Which lines of the records below contain the word "JSON"? Copy each of them out.
DATA SHOWN section start
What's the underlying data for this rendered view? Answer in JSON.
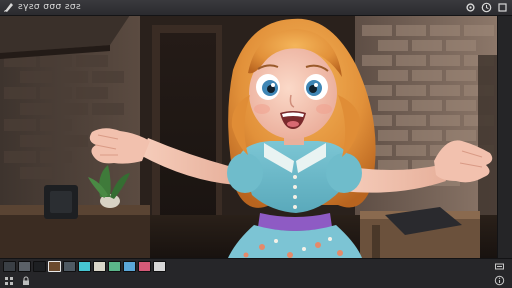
{
  "app": {
    "title": "ƨγƨσ σσσ ƨσƨ"
  },
  "toolbar": {
    "left_icon": "brush-icon",
    "right_icons": [
      "settings-icon",
      "clock-icon",
      "expand-icon"
    ]
  },
  "palette": {
    "swatches": [
      "#3a3f45",
      "#5b6168",
      "#1d1f22",
      "#6b4a2e",
      "#4f5a63",
      "#46c6d2",
      "#d9d6c8",
      "#5bb58a",
      "#5aa7d8",
      "#d45a78",
      "#d7d7d7"
    ],
    "active_index": 3
  },
  "status": {
    "icons": [
      "grid-icon",
      "lock-icon"
    ]
  },
  "colors": {
    "hair": "#e59a3c",
    "dress": "#65b8c8",
    "belt": "#8e5bc4",
    "skin": "#f1c6b4",
    "wall": "#7b6558",
    "chrome": "#2b2b2f"
  }
}
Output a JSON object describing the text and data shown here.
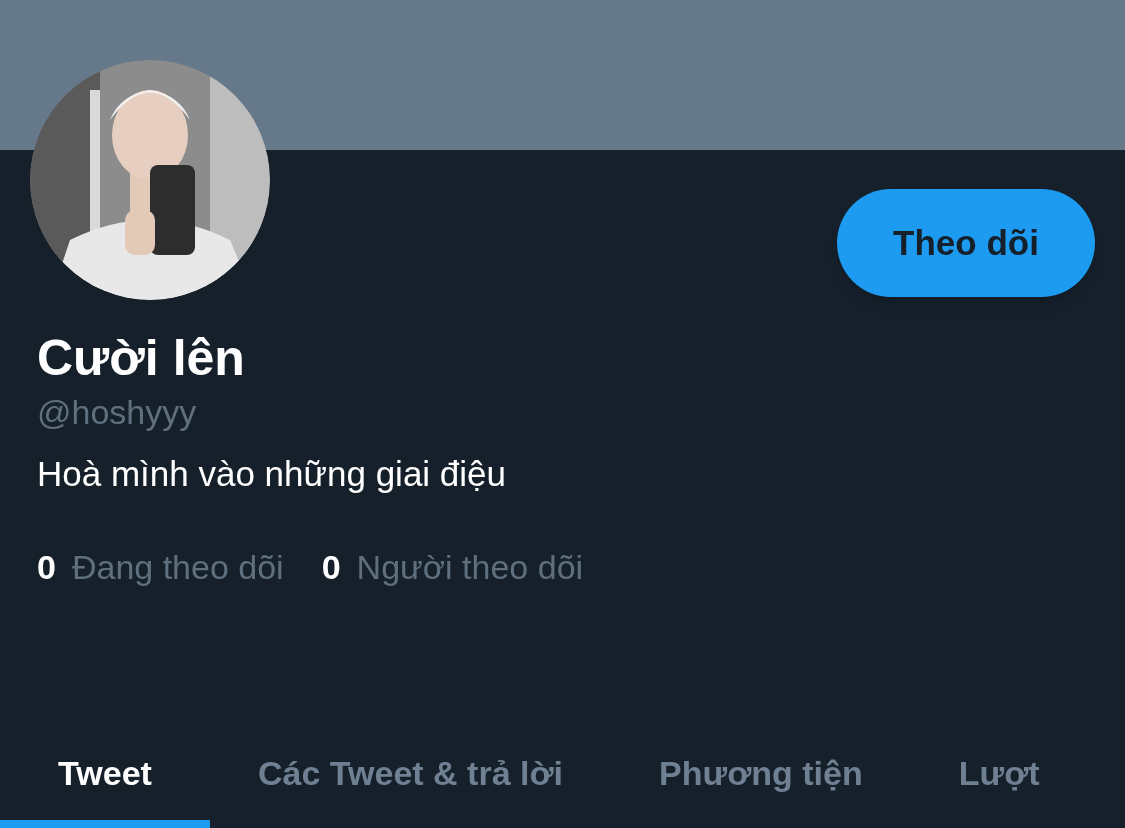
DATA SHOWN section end
EXERCISE RESULT:
What's the underlying data for this rendered view? Answer in JSON.
Output a JSON object describing the text and data shown here.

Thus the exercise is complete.